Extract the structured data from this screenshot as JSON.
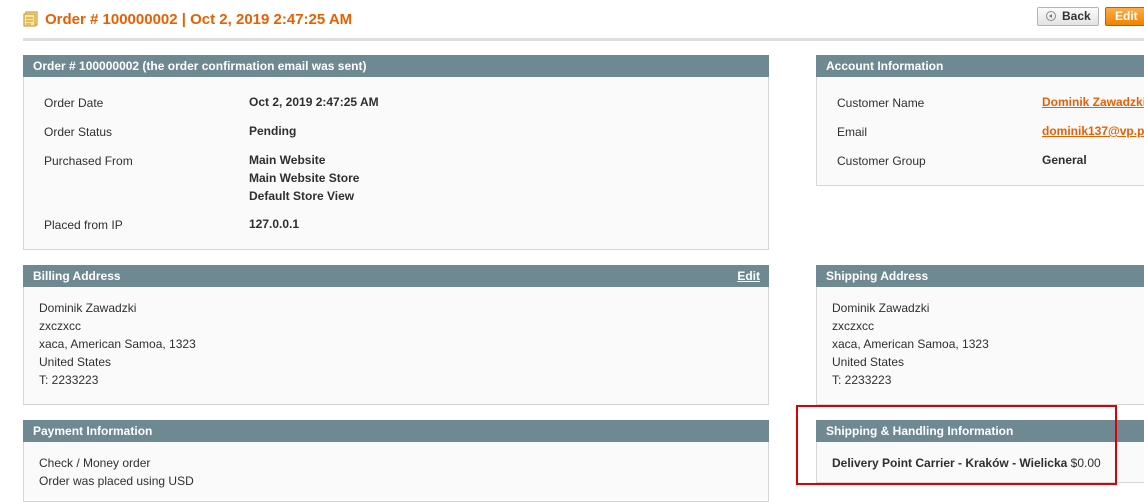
{
  "header": {
    "title": "Order # 100000002 | Oct 2, 2019 2:47:25 AM",
    "back_label": "Back",
    "edit_label": "Edit"
  },
  "order": {
    "heading": "Order # 100000002 (the order confirmation email was sent)",
    "order_date_label": "Order Date",
    "order_date": "Oct 2, 2019 2:47:25 AM",
    "status_label": "Order Status",
    "status": "Pending",
    "purchased_from_label": "Purchased From",
    "purchased_from": [
      "Main Website",
      "Main Website Store",
      "Default Store View"
    ],
    "ip_label": "Placed from IP",
    "ip": "127.0.0.1"
  },
  "account": {
    "heading": "Account Information",
    "name_label": "Customer Name",
    "name": "Dominik Zawadzki",
    "email_label": "Email",
    "email": "dominik137@vp.p",
    "group_label": "Customer Group",
    "group": "General"
  },
  "billing": {
    "heading": "Billing Address",
    "edit_label": "Edit",
    "lines": [
      "Dominik Zawadzki",
      "zxczxcc",
      "xaca, American Samoa, 1323",
      "United States",
      "T: 2233223"
    ]
  },
  "shipping": {
    "heading": "Shipping Address",
    "lines": [
      "Dominik Zawadzki",
      "zxczxcc",
      "xaca, American Samoa, 1323",
      "United States",
      "T: 2233223"
    ]
  },
  "payment": {
    "heading": "Payment Information",
    "lines": [
      "Check / Money order",
      "Order was placed using USD"
    ]
  },
  "shipping_handling": {
    "heading": "Shipping & Handling Information",
    "method": "Delivery Point Carrier - Kraków - Wielicka",
    "price": "$0.00"
  },
  "colors": {
    "accent": "#eb5e00",
    "box_header": "#6f8992",
    "highlight": "#dd0000"
  }
}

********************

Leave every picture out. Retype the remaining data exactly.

OUTPUT BELOW:
Extract the structured data from this screenshot as JSON.
{
  "header": {
    "title": "Order # 100000002 | Oct 2, 2019 2:47:25 AM",
    "back_label": "Back",
    "edit_label": "Edit"
  },
  "order": {
    "heading": "Order # 100000002 (the order confirmation email was sent)",
    "order_date_label": "Order Date",
    "order_date": "Oct 2, 2019 2:47:25 AM",
    "status_label": "Order Status",
    "status": "Pending",
    "purchased_from_label": "Purchased From",
    "purchased_from": [
      "Main Website",
      "Main Website Store",
      "Default Store View"
    ],
    "ip_label": "Placed from IP",
    "ip": "127.0.0.1"
  },
  "account": {
    "heading": "Account Information",
    "name_label": "Customer Name",
    "name": "Dominik Zawadzki",
    "email_label": "Email",
    "email": "dominik137@vp.p",
    "group_label": "Customer Group",
    "group": "General"
  },
  "billing": {
    "heading": "Billing Address",
    "edit_label": "Edit",
    "lines": [
      "Dominik Zawadzki",
      "zxczxcc",
      "xaca, American Samoa, 1323",
      "United States",
      "T: 2233223"
    ]
  },
  "shipping": {
    "heading": "Shipping Address",
    "lines": [
      "Dominik Zawadzki",
      "zxczxcc",
      "xaca, American Samoa, 1323",
      "United States",
      "T: 2233223"
    ]
  },
  "payment": {
    "heading": "Payment Information",
    "lines": [
      "Check / Money order",
      "Order was placed using USD"
    ]
  },
  "shipping_handling": {
    "heading": "Shipping & Handling Information",
    "method": "Delivery Point Carrier - Kraków - Wielicka",
    "price": "$0.00"
  },
  "colors": {
    "accent": "#eb5e00",
    "box_header": "#6f8992",
    "highlight": "#dd0000"
  }
}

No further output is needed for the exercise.